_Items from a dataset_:
════

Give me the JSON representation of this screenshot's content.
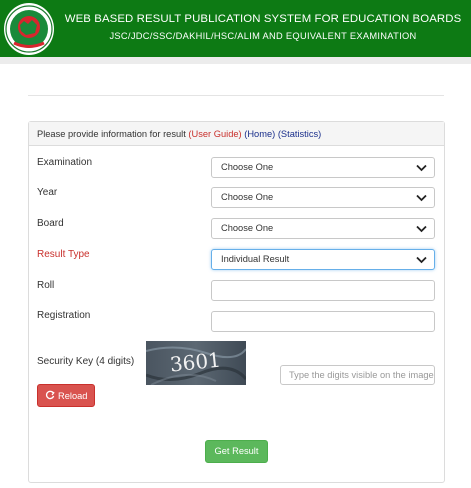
{
  "header": {
    "title": "WEB BASED RESULT PUBLICATION SYSTEM FOR EDUCATION BOARDS",
    "subtitle": "JSC/JDC/SSC/DAKHIL/HSC/ALIM AND EQUIVALENT EXAMINATION",
    "logo_icon": "bangladesh-govt-emblem",
    "bar_color": "#0d7a14"
  },
  "panel": {
    "intro": "Please provide information for result",
    "user_guide": "(User Guide)",
    "home": "(Home)",
    "statistics": "(Statistics)"
  },
  "form": {
    "examination": {
      "label": "Examination",
      "value": "Choose One"
    },
    "year": {
      "label": "Year",
      "value": "Choose One"
    },
    "board": {
      "label": "Board",
      "value": "Choose One"
    },
    "result_type": {
      "label": "Result Type",
      "value": "Individual Result"
    },
    "roll": {
      "label": "Roll",
      "value": ""
    },
    "registration": {
      "label": "Registration",
      "value": ""
    },
    "security_key": {
      "label": "Security Key (4 digits)",
      "placeholder": "Type the digits visible on the image",
      "captcha_digits": "3601"
    }
  },
  "buttons": {
    "reload": "Reload",
    "reload_icon": "refresh-icon",
    "get_result": "Get Result"
  },
  "colors": {
    "danger": "#d9534f",
    "success": "#5cb85c",
    "link_red": "#c9302c",
    "link_blue": "#1a2f8c"
  }
}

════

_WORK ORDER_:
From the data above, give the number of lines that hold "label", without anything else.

_TASK OUTPUT_:
7